In recent months, firms based in the West Bank have begun to rediscover the market in the Gaza Strip, home to a third of the Palestinian people, because Israel has eased restrictions on entry of goods into the enclave.
But the companies say they are finding new clauses to Hamas, including an application to register their business, a move that could indicate that the Islamist group reportedly planning to collect new taxes on their operations.
A source close to the Hamas government, who declined to be identified, said he had asked a few companies who have registered. But he said “no steps have been taken to force them to do it.”
Complications faced by companies seeking market share in Gaza highlights the deep divide between the territories where Palestinians seek to establish their state.
Efraim Inbar, director of the Begin-Sadat Center for Strategic Studies in Tel Aviv, summed up the significance of Ahmadinejad’s visit:
The important issue is that we see another step in the ‘Hezbollah-ization’ of Lebanon…Lebanon is further losing its independence and Hezbollah is taking over, with Ahmadinejad encouraging these forces and signaling to the whole Middle East that Lebanon is becoming an Iranian protectorate.
Buttressing the idea that Lebanon has become a virtual client state of Iran were remarks made by Ahmadinejad during the frenetic rally held in southern Lebanon in Bint Jbeil. Hezbollah has made that little town a “symbol of the resistance,” promoting the legend of Hezbollah’s victory during the 2006 war with Israel.
During his speech, Ahmadinejad jumped feet first into the crisis currently roiling politics in Lebanon; the so-called “false witnesses” issue relating to the UN’s Special Tribunal for Lebanon (STL). In a nutshell, the UN has been investigating the assassination in 2005 of Rafiq Hariri, former prime minister and father of current PM Said Hariri.
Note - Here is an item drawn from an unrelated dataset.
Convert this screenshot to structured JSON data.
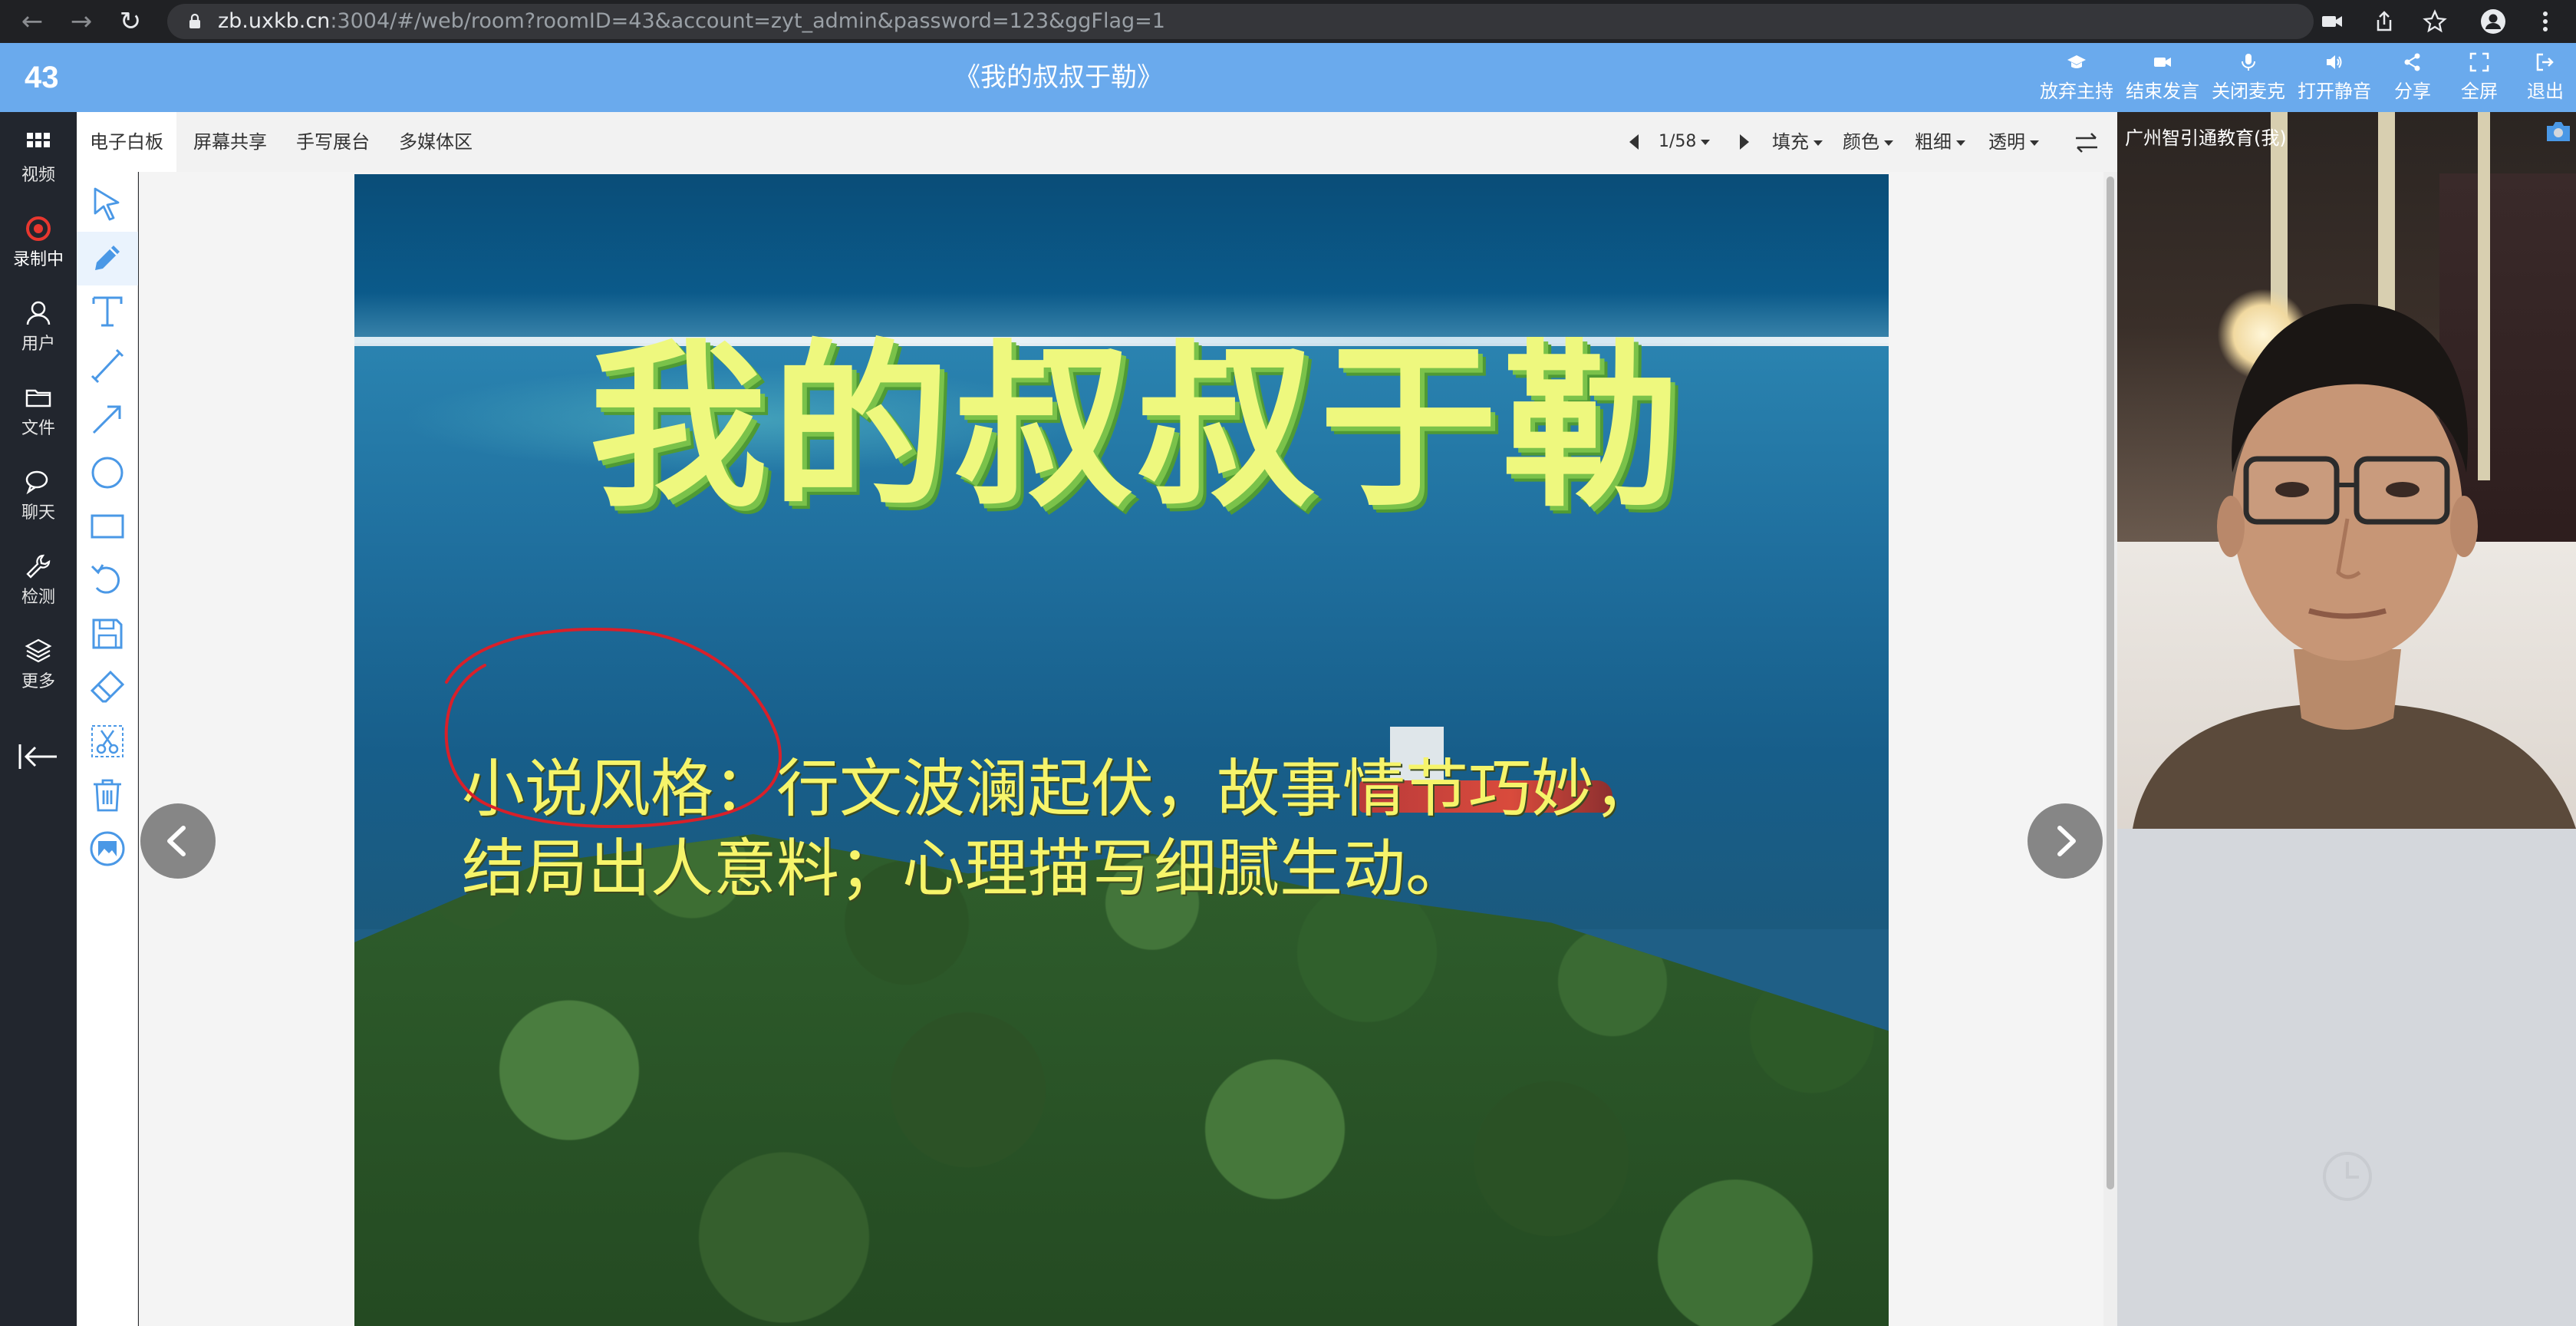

The first report on the investigation issued in 2005 by then-prosecutor Detlev Mehlis, implicated high-level Syrian officials in the murders, including President Assad’s brother in law.
But over the years, some witnesses have recanted (they were clearly intimidated), others murdered, and the UN walked back from its initial findings of Syrian involvement. Also, four prominent Lebanese generals who had been jailed until last year, were released because of questionable eyewitness testimony. It is impossible to say at this point how much pressure was placed on key witnesses to change their testimony and whether there really were “false witnesses” in the case.
Violence against Christian girls is “unfortunately common” in the Islamic Republic of Pakistan, according to Father Khalid Rashid Asi, vicar general of the Diocese of Faisalabad.
Lubna Masih, 12, was going to a store to buy milk when five Muslim young men forced her into a car and raped and murdered her, according to the Fides news agency. Terrified by the prospect of reprisals, her family has not pressed charges.
Kiran Nayyaz, 13, was working as a maid in a Muslim’s home when another Muslim employee raped her. Now pregnant, she is under the protection of the Diocese of Faisalabad. “The family is traumatized and the entire Catholic community fear reprisals,” said the diocesan vicar general. “But cases of violence such as these are unfortunately common.”
In July, according to Fides, three Muslims kidnapped, tortured, and raped a 16-year-old Christian girl in Punjab, and a group of Muslim students raped a 12-year-old Christian girl in Rawalpindi.
“Episodes of violence and abuse of Christian girls are part of daily life,” a Fides source said. “Those that make the news are just the tip of the iceberg.”